On concurringopinions blog Daniel Solove, flogs his new book, NOTHING TO HIDE: THE FALSE TRADEOFF BETWEEN PRIVACY AND SECURITY (Yale University Press, May 2011).
This book grows out of an essay I wrote a few years ago about the Nothing-to-Hide Argument. The essay’s popularity surprised me and made me realize that there is a hunger out there for discussions about the arguments made in the debate between privacy and security.
The primary focus of NOTHING TO HIDE is on critiquing common pro-security arguments. I’ve given them nifty names such as the “Luddite Argument,”the “War-Powers Argument,” the “All-or-Nothing Argument,” the “Suspicionless-Searches Argument,” the “Deference Argument,” and the “Pendulum Argument,” among others.

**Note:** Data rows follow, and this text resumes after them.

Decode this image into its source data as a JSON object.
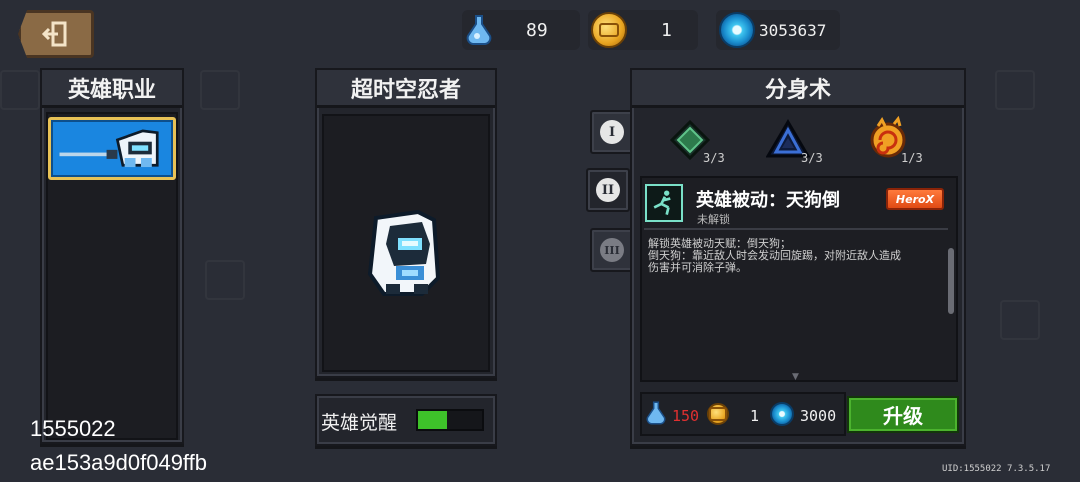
{
  "topbar": {
    "back_icon": "exit-door-icon",
    "energy": "89",
    "gold": "1",
    "gems": "3053637"
  },
  "left_panel": {
    "title": "英雄职业"
  },
  "center_panel": {
    "title": "超时空忍者",
    "awaken_label": "英雄觉醒",
    "awaken_progress": 0.45
  },
  "overlay": {
    "uid": "1555022",
    "hash": "ae153a9d0f049ffb"
  },
  "skill_tabs": {
    "tab1": "I",
    "tab2": "II",
    "tab3": "III"
  },
  "skill_panel": {
    "title": "分身术",
    "skills": [
      {
        "icon": "green-diamond-icon",
        "count": "3/3"
      },
      {
        "icon": "blue-triangle-icon",
        "count": "3/3"
      },
      {
        "icon": "fire-spiral-icon",
        "count": "1/3"
      }
    ],
    "passive_title": "英雄被动：天狗倒",
    "passive_status": "未解锁",
    "badge": "HeroX",
    "description_lines": [
      "解锁英雄被动天赋：倒天狗；",
      "倒天狗：靠近敌人时会发动回旋踢，对附近敌人造成",
      "伤害并可消除子弹。"
    ],
    "cost": {
      "energy": "150",
      "gold": "1",
      "gems": "3000"
    },
    "upgrade_label": "升级"
  },
  "footer": {
    "uid_version": "UID:1555022 7.3.5.17"
  },
  "colors": {
    "background": "#2a2d36",
    "accent_blue": "#1a86e0",
    "upgrade_green": "#2f8a1c",
    "cost_red": "#e03030"
  }
}
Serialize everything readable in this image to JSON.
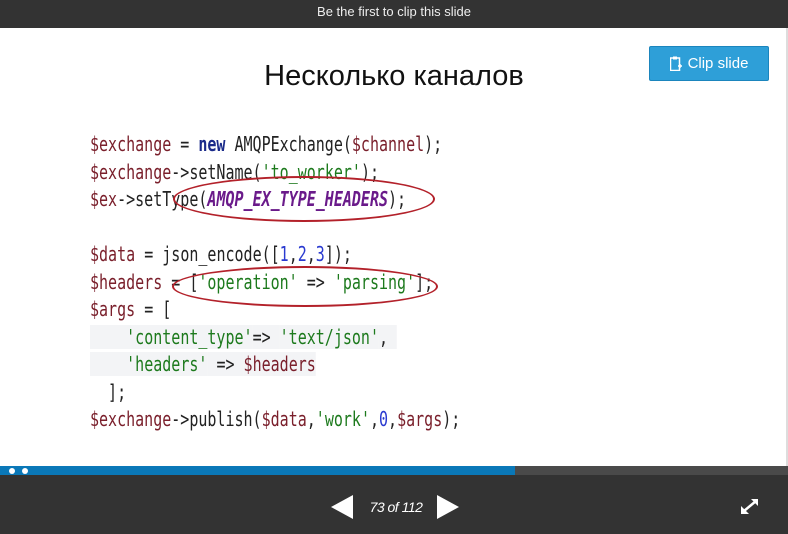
{
  "topbar": {
    "text": "Be the first to clip this slide"
  },
  "clip_button": {
    "label": "Clip slide",
    "icon": "clip-icon",
    "color": "#2e9fd8"
  },
  "slide": {
    "title": "Несколько каналов",
    "code_lines": [
      [
        [
          "$exchange",
          "v"
        ],
        [
          " = ",
          "t"
        ],
        [
          "new",
          "k"
        ],
        [
          " AMQPExchange(",
          "t"
        ],
        [
          "$channel",
          "v"
        ],
        [
          ");",
          "t"
        ]
      ],
      [
        [
          "$exchange",
          "v"
        ],
        [
          "->setName(",
          "t"
        ],
        [
          "'to_worker'",
          "s"
        ],
        [
          ");",
          "t"
        ]
      ],
      [
        [
          "$ex",
          "v"
        ],
        [
          "->setType(",
          "t"
        ],
        [
          "AMQP_EX_TYPE_HEADERS",
          "c"
        ],
        [
          ");",
          "t"
        ]
      ],
      [],
      [
        [
          "$data",
          "v"
        ],
        [
          " = json_encode([",
          "t"
        ],
        [
          "1",
          "n"
        ],
        [
          ",",
          "t"
        ],
        [
          "2",
          "n"
        ],
        [
          ",",
          "t"
        ],
        [
          "3",
          "n"
        ],
        [
          "]);",
          "t"
        ]
      ],
      [
        [
          "$headers",
          "v"
        ],
        [
          " = [",
          "t"
        ],
        [
          "'operation'",
          "s"
        ],
        [
          " => ",
          "t"
        ],
        [
          "'parsing'",
          "s"
        ],
        [
          "];",
          "t"
        ]
      ],
      [
        [
          "$args",
          "v"
        ],
        [
          " = [",
          "t"
        ]
      ],
      [
        [
          "    ",
          "t"
        ],
        [
          "'content_type'",
          "s"
        ],
        [
          "=> ",
          "t"
        ],
        [
          "'text/json'",
          "s"
        ],
        [
          ", ",
          "t"
        ]
      ],
      [
        [
          "    ",
          "t"
        ],
        [
          "'headers'",
          "s"
        ],
        [
          " => ",
          "t"
        ],
        [
          "$headers",
          "v"
        ]
      ],
      [
        [
          "  ];",
          "t"
        ]
      ],
      [
        [
          "$exchange",
          "v"
        ],
        [
          "->publish(",
          "t"
        ],
        [
          "$data",
          "v"
        ],
        [
          ",",
          "t"
        ],
        [
          "'work'",
          "s"
        ],
        [
          ",",
          "t"
        ],
        [
          "0",
          "n"
        ],
        [
          ",",
          "t"
        ],
        [
          "$args",
          "v"
        ],
        [
          ");",
          "t"
        ]
      ]
    ],
    "annotation_color": "#b3212a"
  },
  "progress": {
    "percent": 65.3,
    "color": "#0a78b8"
  },
  "nav": {
    "counter": "73 of 112",
    "prev_icon": "triangle-left-icon",
    "next_icon": "triangle-right-icon",
    "fullscreen_icon": "expand-arrows-icon"
  }
}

I also discuss concrete issues of law and technology, such as the Fourth Amendment Third Party Doctrine, the First Amendment, electronic surveillance statutes, the USA-Patriot Act, the NSA surveillance program, and government data mining.